b. To remain loyal or faithful: stuck by her through hard times.
c. To persist or endure: a bad name that has stuck.
4. To scruple or hesitate: She sticks at nothing—no matter how difficult.
5. To become fixed, blocked, checked, or obstructed: The drawer stuck and would not open.
6. To project or protrude: hair sticking out on his head.
7. Sports To throw a jab in boxing.
Phrasal Verbs:
stick around Informal
To remain; linger.
stick out
1. To be prominent or noticeable.
2. Informal To continue in or endure: stick out a bad situation.
stick up
To rob, especially at gunpoint.
Idioms:
be stuck on Informal
To be very fond of.
stick it to Slang
To treat severely or wrongfully.
stick (one's) neck out Informal
To make oneself vulnerable; take a risk.
stick to/by one's guns
To hold fast to an opinion or a set course of action.
stick to (one's) knitting Informal
To mind one's own business.
stick to (one's) ribs Informal
To be substantial or filling. Used of food.
stick up for
To defend or support.

[Middle English stikke, from Old English sticca; see steig- in Indo-European roots.]
Translations
يُدافِع عن
přimluvit se za
tala máli
prihovoriť sa za
arka çıkmaksavunmak

w>stick up for

vi +prep obj sb, one’s principleseintreten für; to stick up for oneselfsich behaupten

stick1
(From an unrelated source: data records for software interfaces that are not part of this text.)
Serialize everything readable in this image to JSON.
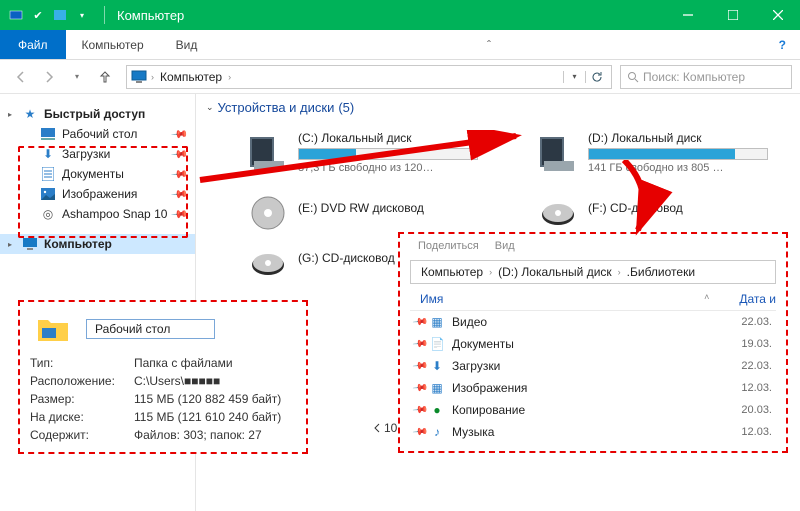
{
  "window": {
    "title": "Компьютер"
  },
  "ribbon": {
    "file": "Файл",
    "computer": "Компьютер",
    "view": "Вид"
  },
  "address": {
    "root": "Компьютер"
  },
  "search": {
    "placeholder": "Поиск: Компьютер"
  },
  "sidebar": {
    "quick": "Быстрый доступ",
    "items": [
      {
        "label": "Рабочий стол"
      },
      {
        "label": "Загрузки"
      },
      {
        "label": "Документы"
      },
      {
        "label": "Изображения"
      },
      {
        "label": "Ashampoo Snap 10"
      }
    ],
    "computer": "Компьютер"
  },
  "section": {
    "title": "Устройства и диски",
    "count": "(5)"
  },
  "drives": {
    "c": {
      "name": "(C:) Локальный диск",
      "free": "87,3 ГБ свободно из 120…",
      "fill_pct": 32
    },
    "d": {
      "name": "(D:) Локальный диск",
      "free": "141 ГБ свободно из 805 …",
      "fill_pct": 82
    },
    "e": {
      "name": "(E:) DVD RW дисковод"
    },
    "f": {
      "name": "(F:) CD-дисковод"
    },
    "g": {
      "name": "(G:) CD-дисковод"
    }
  },
  "props": {
    "folder_name": "Рабочий стол",
    "rows": [
      {
        "k": "Тип:",
        "v": "Папка с файлами"
      },
      {
        "k": "Расположение:",
        "v": "C:\\Users\\■■■■■"
      },
      {
        "k": "Размер:",
        "v": "115 МБ (120 882 459 байт)"
      },
      {
        "k": "На диске:",
        "v": "115 МБ (121 610 240 байт)"
      },
      {
        "k": "Содержит:",
        "v": "Файлов: 303; папок: 27"
      }
    ]
  },
  "inner": {
    "tab1": "Поделиться",
    "tab2": "Вид",
    "crumbs": [
      "Компьютер",
      "(D:) Локальный диск",
      ".Библиотеки"
    ],
    "hdr_name": "Имя",
    "hdr_date": "Дата и",
    "count": "10",
    "rows": [
      {
        "label": "Видео",
        "date": "22.03.",
        "color": "#2b7ec8"
      },
      {
        "label": "Документы",
        "date": "19.03.",
        "color": "#e07e22"
      },
      {
        "label": "Загрузки",
        "date": "22.03.",
        "color": "#2b7ec8"
      },
      {
        "label": "Изображения",
        "date": "12.03.",
        "color": "#2b7ec8"
      },
      {
        "label": "Копирование",
        "date": "20.03.",
        "color": "#0a8a2a"
      },
      {
        "label": "Музыка",
        "date": "12.03.",
        "color": "#2b7ec8"
      }
    ]
  }
}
(stik) past tense, past participle stuck (stak) verb
1. to push (something sharp or pointed) into or through something. She stuck a pin through the papers to hold them together; Stop sticking your elbow into me!
2. (of something pointed) to be pushed into or through something. Two arrows were sticking in his back.
3. to fasten or be fastened (by glue, gum etc). He licked the flap of the envelope and stuck it down; These labels don't stick very well; He stuck (the broken pieces of) the vase together again; His brothers used to call him Bonzo and the name has stuck.
4. to (cause to) become fixed and unable to move or progress. The car stuck in the mud; The cupboard door has stuck; I'll help you with your arithmetic if you're stuck.
ˈsticker noun
an adhesive label or sign bearing eg a design, political message etc, for sticking eg on a car's window etc. The car sticker read `Blood donors needed'.
ˈsticky adjective
1. able, or likely, to stick or adhere to other surfaces. He mended the torn book with sticky tape; sticky sweets.
2. (of a situation or person) difficult; awkward.
ˈstickily adverb
ˈstickiness noun
sticking-plasterplasterˈstick-in-the-mud noun
a person who never does anything new.
come to a sticky end
to have an unpleasant fate or death.
stick at
to persevere with (work etc). He must learn to stick at his job.
stick by
to support or be loyal to (a person). His friends stuck by him when he was in trouble.
stick it out
to endure a situation for as long as necessary.
stick out
1. to (cause to) project; His front teeth stick out; He stuck out his tongue.
2. to be noticeable. She has red hair that sticks out in a crowd.
stick one's neck out
to take a risk.
stick to/with
not to abandon. We've decided to stick to our previous plan; If you stick to me, I'll stick to you.
stick together
1. to (cause to) be fastened together. We'll stick the pieces together; The rice is sticking together.
2. (of friends etc) to remain loyal to each other. They've stuck together all these years.
stick up for
to speak in defence of (a person etc). When my father is angry with me, my mother always sticks up for me.